BEGIN Records supplied

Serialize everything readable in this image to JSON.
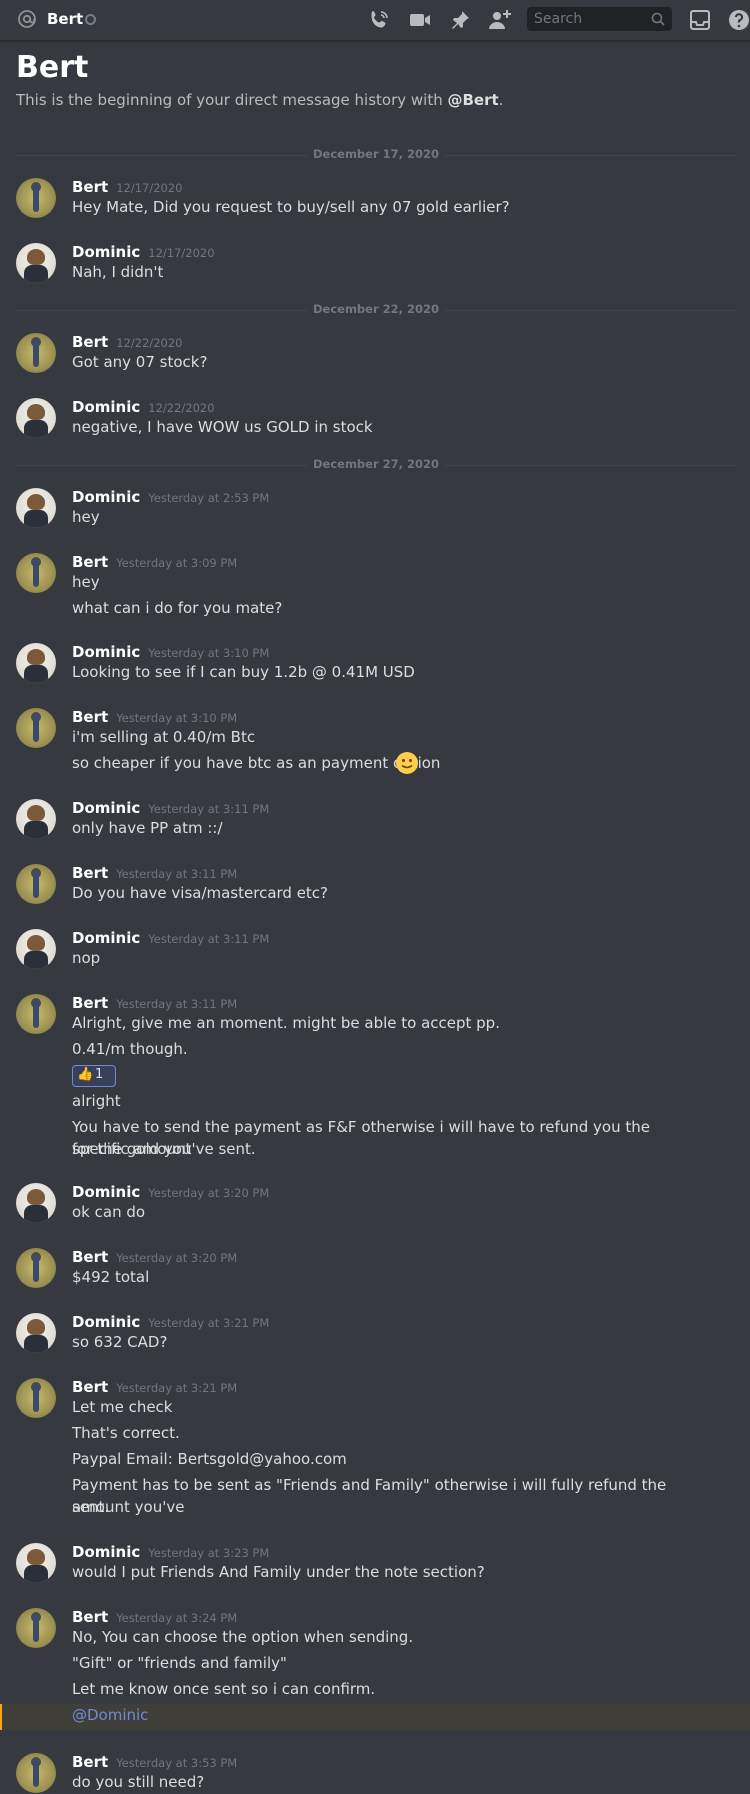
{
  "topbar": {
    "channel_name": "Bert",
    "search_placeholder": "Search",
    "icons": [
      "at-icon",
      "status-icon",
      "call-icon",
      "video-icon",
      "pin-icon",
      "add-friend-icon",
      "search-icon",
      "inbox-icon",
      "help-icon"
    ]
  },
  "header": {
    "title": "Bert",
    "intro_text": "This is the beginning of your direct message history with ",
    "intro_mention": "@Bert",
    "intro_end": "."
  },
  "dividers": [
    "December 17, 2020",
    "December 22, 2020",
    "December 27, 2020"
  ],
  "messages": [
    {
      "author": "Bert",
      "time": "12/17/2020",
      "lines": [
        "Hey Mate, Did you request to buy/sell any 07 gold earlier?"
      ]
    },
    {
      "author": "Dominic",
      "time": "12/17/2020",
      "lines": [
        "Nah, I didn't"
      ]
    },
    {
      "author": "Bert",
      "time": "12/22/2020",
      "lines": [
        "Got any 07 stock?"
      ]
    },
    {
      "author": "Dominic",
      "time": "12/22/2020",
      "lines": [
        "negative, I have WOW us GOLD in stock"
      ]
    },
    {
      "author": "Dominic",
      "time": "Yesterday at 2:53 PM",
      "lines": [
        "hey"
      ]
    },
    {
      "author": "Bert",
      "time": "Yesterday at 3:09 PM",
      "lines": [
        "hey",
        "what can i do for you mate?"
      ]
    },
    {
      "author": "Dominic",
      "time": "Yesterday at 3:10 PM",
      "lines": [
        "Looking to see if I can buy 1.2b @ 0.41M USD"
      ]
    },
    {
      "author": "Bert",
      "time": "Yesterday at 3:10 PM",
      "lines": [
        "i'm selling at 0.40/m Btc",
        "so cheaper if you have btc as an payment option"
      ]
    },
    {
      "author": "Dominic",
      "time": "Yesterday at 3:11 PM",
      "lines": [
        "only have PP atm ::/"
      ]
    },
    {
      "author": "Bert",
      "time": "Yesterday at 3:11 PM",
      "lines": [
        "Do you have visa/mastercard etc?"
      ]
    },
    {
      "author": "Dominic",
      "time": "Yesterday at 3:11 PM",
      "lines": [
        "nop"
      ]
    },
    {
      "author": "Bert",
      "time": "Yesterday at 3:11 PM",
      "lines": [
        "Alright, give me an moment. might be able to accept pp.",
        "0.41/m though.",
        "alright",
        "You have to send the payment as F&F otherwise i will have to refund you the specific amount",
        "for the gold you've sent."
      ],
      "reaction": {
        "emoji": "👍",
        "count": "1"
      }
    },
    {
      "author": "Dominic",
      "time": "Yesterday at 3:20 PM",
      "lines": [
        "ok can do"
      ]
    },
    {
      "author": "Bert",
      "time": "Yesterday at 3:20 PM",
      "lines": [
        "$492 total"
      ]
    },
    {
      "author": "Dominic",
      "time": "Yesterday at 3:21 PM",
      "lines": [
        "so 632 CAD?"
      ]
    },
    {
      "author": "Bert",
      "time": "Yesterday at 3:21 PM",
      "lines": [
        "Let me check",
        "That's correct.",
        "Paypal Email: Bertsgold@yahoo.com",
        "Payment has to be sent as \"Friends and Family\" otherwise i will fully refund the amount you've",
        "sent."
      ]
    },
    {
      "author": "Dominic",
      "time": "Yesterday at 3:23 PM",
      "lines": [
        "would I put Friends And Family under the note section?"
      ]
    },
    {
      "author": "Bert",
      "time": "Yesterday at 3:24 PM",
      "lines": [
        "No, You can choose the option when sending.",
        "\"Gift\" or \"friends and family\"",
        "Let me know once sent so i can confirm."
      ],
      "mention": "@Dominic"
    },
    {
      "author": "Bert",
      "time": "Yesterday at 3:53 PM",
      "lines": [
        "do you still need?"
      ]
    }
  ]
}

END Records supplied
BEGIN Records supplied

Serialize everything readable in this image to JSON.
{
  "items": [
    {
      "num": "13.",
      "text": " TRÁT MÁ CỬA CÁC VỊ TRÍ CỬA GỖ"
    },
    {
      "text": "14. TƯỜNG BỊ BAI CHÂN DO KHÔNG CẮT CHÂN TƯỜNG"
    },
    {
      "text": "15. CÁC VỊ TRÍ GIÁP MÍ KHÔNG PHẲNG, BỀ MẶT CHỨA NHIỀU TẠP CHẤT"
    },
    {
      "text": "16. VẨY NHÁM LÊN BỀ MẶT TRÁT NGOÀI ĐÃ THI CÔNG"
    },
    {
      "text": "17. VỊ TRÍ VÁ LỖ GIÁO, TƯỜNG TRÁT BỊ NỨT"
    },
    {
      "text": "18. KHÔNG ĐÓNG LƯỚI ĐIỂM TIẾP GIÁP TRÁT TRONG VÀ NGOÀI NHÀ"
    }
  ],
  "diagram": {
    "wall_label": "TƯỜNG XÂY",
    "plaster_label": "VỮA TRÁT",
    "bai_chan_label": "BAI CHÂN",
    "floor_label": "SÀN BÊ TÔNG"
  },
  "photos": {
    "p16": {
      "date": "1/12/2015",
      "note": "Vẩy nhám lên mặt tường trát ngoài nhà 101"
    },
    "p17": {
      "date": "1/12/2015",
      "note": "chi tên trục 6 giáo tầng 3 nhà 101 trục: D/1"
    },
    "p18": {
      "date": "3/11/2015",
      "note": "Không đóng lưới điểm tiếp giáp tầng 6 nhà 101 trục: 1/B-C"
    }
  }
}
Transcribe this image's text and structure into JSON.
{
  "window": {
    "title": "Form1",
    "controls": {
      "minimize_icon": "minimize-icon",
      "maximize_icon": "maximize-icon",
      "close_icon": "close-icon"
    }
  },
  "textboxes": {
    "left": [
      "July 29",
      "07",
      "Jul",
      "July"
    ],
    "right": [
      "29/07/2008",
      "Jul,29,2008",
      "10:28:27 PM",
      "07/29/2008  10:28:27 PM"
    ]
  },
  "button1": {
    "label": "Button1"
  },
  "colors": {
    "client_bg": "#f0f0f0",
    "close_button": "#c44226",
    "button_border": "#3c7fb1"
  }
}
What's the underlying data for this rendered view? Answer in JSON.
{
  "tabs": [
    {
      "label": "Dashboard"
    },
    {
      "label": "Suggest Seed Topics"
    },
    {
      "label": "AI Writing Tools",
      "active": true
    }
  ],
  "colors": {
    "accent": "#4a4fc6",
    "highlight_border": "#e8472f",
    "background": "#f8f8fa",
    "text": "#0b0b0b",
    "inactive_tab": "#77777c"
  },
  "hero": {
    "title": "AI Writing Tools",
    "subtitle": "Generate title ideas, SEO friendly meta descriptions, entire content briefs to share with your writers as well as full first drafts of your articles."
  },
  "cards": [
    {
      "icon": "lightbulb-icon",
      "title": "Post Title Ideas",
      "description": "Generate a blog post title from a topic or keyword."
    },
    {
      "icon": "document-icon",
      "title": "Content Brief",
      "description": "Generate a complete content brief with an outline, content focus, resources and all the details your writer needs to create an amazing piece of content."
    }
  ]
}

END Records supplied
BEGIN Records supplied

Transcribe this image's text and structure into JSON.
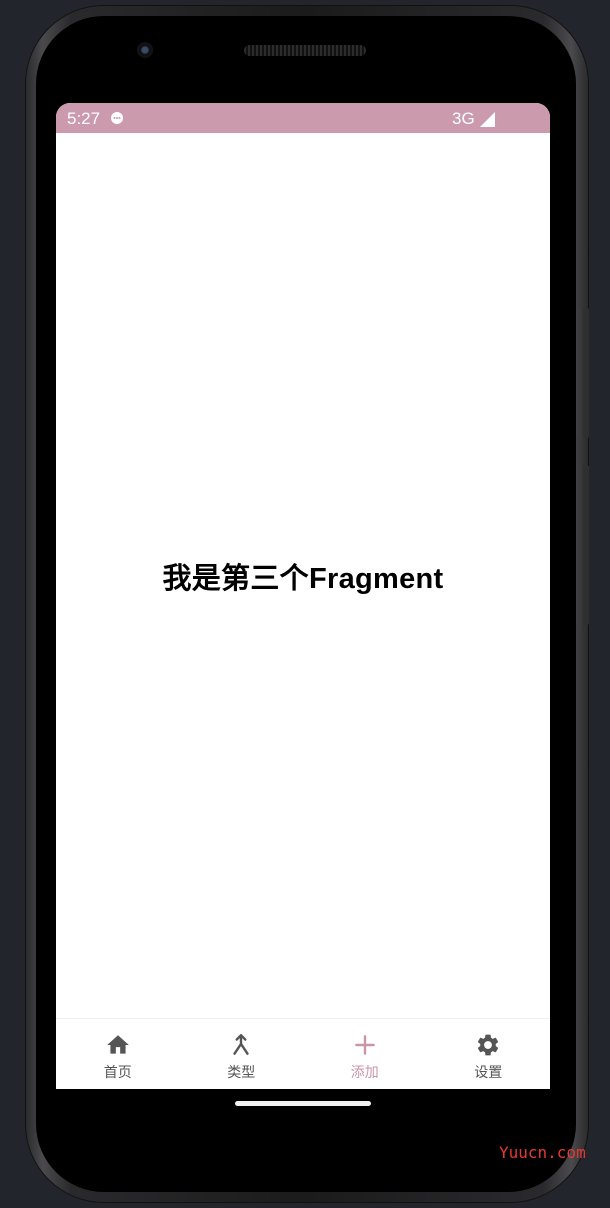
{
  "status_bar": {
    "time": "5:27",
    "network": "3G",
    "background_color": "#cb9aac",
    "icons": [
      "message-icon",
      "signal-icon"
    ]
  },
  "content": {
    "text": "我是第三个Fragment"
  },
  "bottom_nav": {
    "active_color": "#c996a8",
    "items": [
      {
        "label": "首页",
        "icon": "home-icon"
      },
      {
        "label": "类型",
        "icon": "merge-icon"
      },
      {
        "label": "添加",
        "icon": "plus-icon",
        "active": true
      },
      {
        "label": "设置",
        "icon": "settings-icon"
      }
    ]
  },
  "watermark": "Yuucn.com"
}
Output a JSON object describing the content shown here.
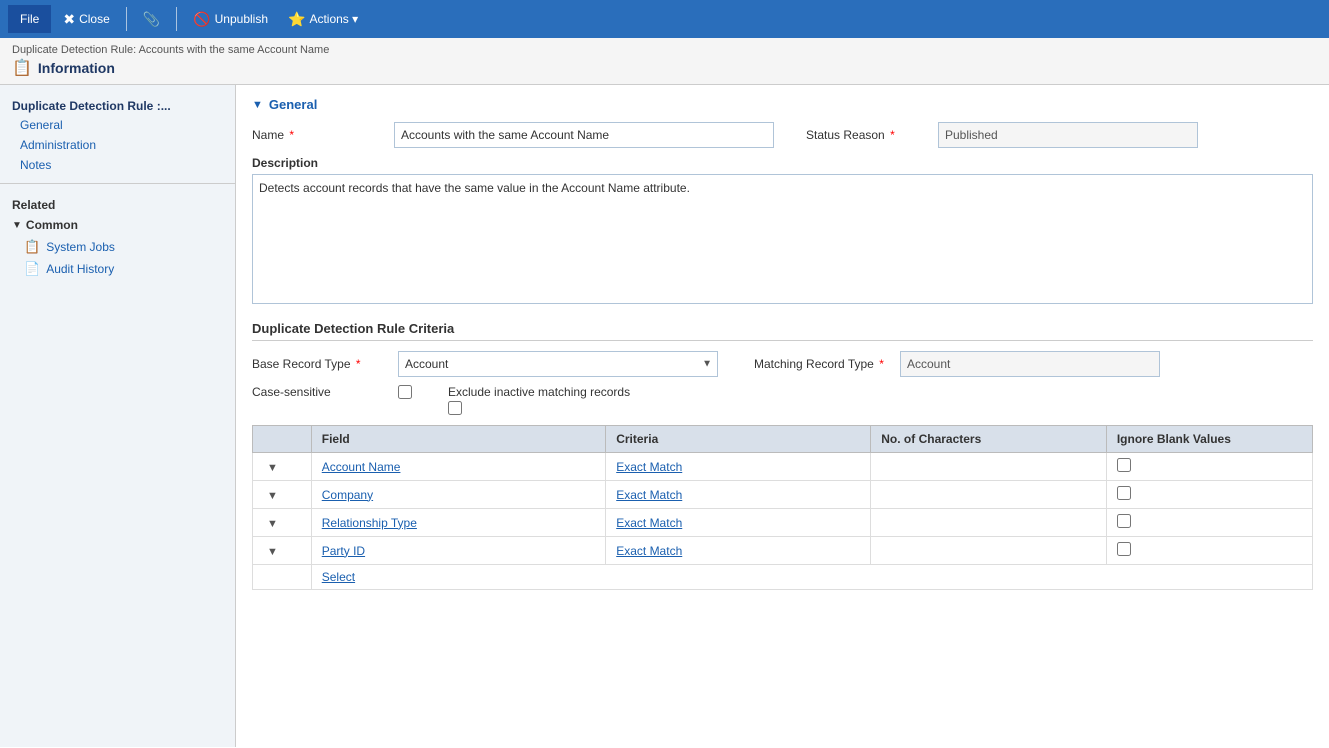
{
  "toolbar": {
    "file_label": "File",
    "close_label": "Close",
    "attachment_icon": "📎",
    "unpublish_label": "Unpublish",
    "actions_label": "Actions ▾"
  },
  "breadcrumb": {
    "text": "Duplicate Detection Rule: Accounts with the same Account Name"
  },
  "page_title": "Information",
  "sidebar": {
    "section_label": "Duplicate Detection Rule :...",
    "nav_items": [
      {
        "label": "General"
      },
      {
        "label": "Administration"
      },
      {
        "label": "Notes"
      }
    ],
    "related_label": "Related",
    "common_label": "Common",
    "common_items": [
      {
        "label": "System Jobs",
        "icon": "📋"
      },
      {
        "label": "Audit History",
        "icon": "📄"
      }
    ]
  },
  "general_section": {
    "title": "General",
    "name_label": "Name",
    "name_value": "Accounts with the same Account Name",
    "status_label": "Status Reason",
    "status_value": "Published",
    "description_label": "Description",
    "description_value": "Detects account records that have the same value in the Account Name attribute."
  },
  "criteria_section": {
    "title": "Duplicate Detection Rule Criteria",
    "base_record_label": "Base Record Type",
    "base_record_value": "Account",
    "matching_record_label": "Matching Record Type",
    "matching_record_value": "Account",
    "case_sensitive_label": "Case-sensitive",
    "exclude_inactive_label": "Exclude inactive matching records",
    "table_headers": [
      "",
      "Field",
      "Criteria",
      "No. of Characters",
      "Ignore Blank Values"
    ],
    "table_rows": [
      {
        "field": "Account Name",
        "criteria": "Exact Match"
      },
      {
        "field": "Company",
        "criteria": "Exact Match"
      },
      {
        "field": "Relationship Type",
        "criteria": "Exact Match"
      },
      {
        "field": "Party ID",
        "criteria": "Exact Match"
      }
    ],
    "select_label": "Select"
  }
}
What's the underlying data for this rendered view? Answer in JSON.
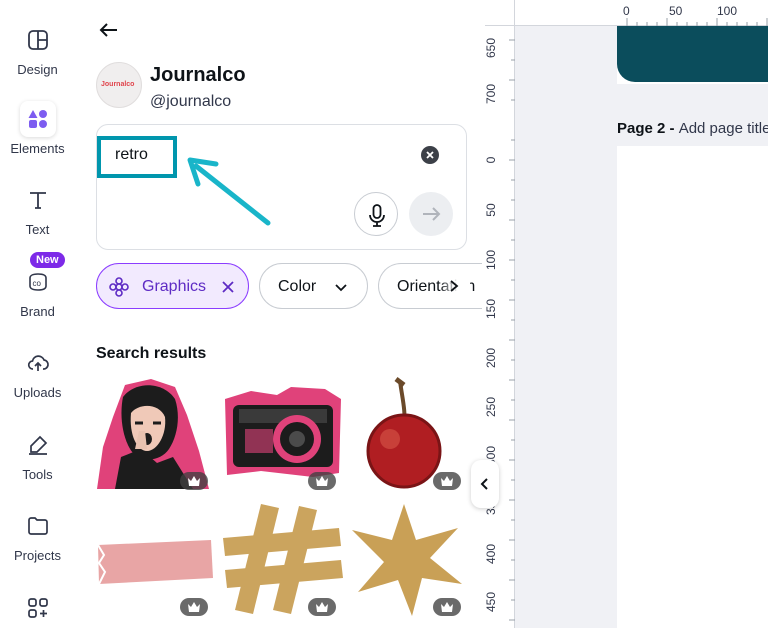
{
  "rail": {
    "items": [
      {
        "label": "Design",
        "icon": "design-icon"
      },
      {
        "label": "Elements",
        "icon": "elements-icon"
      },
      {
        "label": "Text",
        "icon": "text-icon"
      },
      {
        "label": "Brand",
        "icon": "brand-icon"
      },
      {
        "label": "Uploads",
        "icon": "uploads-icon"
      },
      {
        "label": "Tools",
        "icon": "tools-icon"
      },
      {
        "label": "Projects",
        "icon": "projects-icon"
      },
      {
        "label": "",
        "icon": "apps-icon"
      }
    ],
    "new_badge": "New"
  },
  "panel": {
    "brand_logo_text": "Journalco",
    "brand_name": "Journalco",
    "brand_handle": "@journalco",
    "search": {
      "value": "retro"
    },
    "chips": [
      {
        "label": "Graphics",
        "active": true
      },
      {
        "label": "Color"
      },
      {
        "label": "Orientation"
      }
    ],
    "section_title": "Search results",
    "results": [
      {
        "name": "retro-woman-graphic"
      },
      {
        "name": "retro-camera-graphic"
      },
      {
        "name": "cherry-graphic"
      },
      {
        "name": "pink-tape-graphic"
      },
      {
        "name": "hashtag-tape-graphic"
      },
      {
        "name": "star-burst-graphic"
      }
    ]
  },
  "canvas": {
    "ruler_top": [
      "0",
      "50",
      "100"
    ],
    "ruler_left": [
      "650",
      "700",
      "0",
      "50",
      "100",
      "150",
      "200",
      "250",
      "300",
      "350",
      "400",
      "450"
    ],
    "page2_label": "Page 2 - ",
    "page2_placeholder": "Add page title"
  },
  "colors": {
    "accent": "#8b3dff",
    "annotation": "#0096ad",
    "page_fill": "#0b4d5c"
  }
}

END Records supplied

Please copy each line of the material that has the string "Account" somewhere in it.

*Response*:
    "text": "Duplicate Detection Rule: Accounts with the same Account Name"
    "name_value": "Accounts with the same Account Name",
    "description_value": "Detects account records that have the same value in the Account Name attribute."
    "base_record_value": "Account",
    "matching_record_value": "Account",
        "field": "Account Name",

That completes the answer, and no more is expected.